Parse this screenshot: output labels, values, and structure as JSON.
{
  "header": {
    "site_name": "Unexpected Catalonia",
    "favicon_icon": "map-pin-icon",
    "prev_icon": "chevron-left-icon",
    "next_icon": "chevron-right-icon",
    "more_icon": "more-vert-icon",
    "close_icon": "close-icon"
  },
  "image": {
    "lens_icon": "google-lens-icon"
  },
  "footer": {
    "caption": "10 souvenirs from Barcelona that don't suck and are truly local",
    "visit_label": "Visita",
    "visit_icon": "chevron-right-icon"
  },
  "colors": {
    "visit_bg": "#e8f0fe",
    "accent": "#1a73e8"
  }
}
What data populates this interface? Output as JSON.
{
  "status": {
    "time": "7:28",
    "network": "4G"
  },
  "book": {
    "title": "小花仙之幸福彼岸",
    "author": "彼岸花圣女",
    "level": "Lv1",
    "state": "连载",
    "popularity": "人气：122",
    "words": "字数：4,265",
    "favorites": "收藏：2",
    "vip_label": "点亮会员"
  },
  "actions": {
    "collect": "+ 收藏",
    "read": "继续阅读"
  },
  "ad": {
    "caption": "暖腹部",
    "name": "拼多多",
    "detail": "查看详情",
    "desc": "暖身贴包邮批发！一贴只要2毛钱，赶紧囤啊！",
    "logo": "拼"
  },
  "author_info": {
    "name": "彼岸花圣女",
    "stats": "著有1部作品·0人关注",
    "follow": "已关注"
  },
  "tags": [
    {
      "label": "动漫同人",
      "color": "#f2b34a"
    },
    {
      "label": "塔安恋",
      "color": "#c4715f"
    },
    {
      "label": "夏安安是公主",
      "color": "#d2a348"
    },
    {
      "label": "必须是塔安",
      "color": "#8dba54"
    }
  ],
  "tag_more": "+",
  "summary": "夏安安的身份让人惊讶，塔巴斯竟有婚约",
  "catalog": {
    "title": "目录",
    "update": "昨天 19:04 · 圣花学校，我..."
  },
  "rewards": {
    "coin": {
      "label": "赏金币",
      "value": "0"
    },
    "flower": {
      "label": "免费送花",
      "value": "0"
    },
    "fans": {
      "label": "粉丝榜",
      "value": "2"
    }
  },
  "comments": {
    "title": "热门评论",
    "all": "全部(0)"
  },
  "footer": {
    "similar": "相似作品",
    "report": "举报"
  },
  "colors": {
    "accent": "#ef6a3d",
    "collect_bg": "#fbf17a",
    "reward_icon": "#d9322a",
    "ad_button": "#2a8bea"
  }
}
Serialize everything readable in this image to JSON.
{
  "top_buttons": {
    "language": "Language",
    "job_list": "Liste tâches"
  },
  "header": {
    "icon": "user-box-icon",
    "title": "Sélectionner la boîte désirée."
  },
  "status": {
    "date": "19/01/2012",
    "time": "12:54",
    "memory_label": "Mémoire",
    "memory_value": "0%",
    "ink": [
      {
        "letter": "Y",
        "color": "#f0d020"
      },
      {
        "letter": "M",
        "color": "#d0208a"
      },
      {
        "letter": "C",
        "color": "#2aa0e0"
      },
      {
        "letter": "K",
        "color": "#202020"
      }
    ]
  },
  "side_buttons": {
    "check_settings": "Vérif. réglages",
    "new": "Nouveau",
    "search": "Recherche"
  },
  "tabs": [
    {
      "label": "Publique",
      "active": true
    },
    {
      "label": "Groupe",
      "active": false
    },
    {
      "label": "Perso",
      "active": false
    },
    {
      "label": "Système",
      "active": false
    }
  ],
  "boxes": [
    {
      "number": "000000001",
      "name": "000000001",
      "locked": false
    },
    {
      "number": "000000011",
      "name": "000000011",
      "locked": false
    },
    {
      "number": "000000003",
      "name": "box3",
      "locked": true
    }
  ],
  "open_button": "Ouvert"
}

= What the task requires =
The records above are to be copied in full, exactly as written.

= Task answer =
Parse this screenshot: output labels, values, and structure as JSON.
{
  "header": {
    "site_name": "Unexpected Catalonia",
    "favicon_icon": "map-pin-icon",
    "prev_icon": "chevron-left-icon",
    "next_icon": "chevron-right-icon",
    "more_icon": "more-vert-icon",
    "close_icon": "close-icon"
  },
  "image": {
    "lens_icon": "google-lens-icon"
  },
  "footer": {
    "caption": "10 souvenirs from Barcelona that don't suck and are truly local",
    "visit_label": "Visita",
    "visit_icon": "chevron-right-icon"
  },
  "colors": {
    "visit_bg": "#e8f0fe",
    "accent": "#1a73e8"
  }
}
What data populates this interface? Output as JSON.
{
  "status": {
    "time": "7:28",
    "network": "4G"
  },
  "book": {
    "title": "小花仙之幸福彼岸",
    "author": "彼岸花圣女",
    "level": "Lv1",
    "state": "连载",
    "popularity": "人气：122",
    "words": "字数：4,265",
    "favorites": "收藏：2",
    "vip_label": "点亮会员"
  },
  "actions": {
    "collect": "+ 收藏",
    "read": "继续阅读"
  },
  "ad": {
    "caption": "暖腹部",
    "name": "拼多多",
    "detail": "查看详情",
    "desc": "暖身贴包邮批发！一贴只要2毛钱，赶紧囤啊！",
    "logo": "拼"
  },
  "author_info": {
    "name": "彼岸花圣女",
    "stats": "著有1部作品·0人关注",
    "follow": "已关注"
  },
  "tags": [
    {
      "label": "动漫同人",
      "color": "#f2b34a"
    },
    {
      "label": "塔安恋",
      "color": "#c4715f"
    },
    {
      "label": "夏安安是公主",
      "color": "#d2a348"
    },
    {
      "label": "必须是塔安",
      "color": "#8dba54"
    }
  ],
  "tag_more": "+",
  "summary": "夏安安的身份让人惊讶，塔巴斯竟有婚约",
  "catalog": {
    "title": "目录",
    "update": "昨天 19:04 · 圣花学校，我..."
  },
  "rewards": {
    "coin": {
      "label": "赏金币",
      "value": "0"
    },
    "flower": {
      "label": "免费送花",
      "value": "0"
    },
    "fans": {
      "label": "粉丝榜",
      "value": "2"
    }
  },
  "comments": {
    "title": "热门评论",
    "all": "全部(0)"
  },
  "footer": {
    "similar": "相似作品",
    "report": "举报"
  },
  "colors": {
    "accent": "#ef6a3d",
    "collect_bg": "#fbf17a",
    "reward_icon": "#d9322a",
    "ad_button": "#2a8bea"
  }
}
Serialize everything readable in this image to JSON.
{
  "top_buttons": {
    "language": "Language",
    "job_list": "Liste tâches"
  },
  "header": {
    "icon": "user-box-icon",
    "title": "Sélectionner la boîte désirée."
  },
  "status": {
    "date": "19/01/2012",
    "time": "12:54",
    "memory_label": "Mémoire",
    "memory_value": "0%",
    "ink": [
      {
        "letter": "Y",
        "color": "#f0d020"
      },
      {
        "letter": "M",
        "color": "#d0208a"
      },
      {
        "letter": "C",
        "color": "#2aa0e0"
      },
      {
        "letter": "K",
        "color": "#202020"
      }
    ]
  },
  "side_buttons": {
    "check_settings": "Vérif. réglages",
    "new": "Nouveau",
    "search": "Recherche"
  },
  "tabs": [
    {
      "label": "Publique",
      "active": true
    },
    {
      "label": "Groupe",
      "active": false
    },
    {
      "label": "Perso",
      "active": false
    },
    {
      "label": "Système",
      "active": false
    }
  ],
  "boxes": [
    {
      "number": "000000001",
      "name": "000000001",
      "locked": false
    },
    {
      "number": "000000011",
      "name": "000000011",
      "locked": false
    },
    {
      "number": "000000003",
      "name": "box3",
      "locked": true
    }
  ],
  "open_button": "Ouvert"
}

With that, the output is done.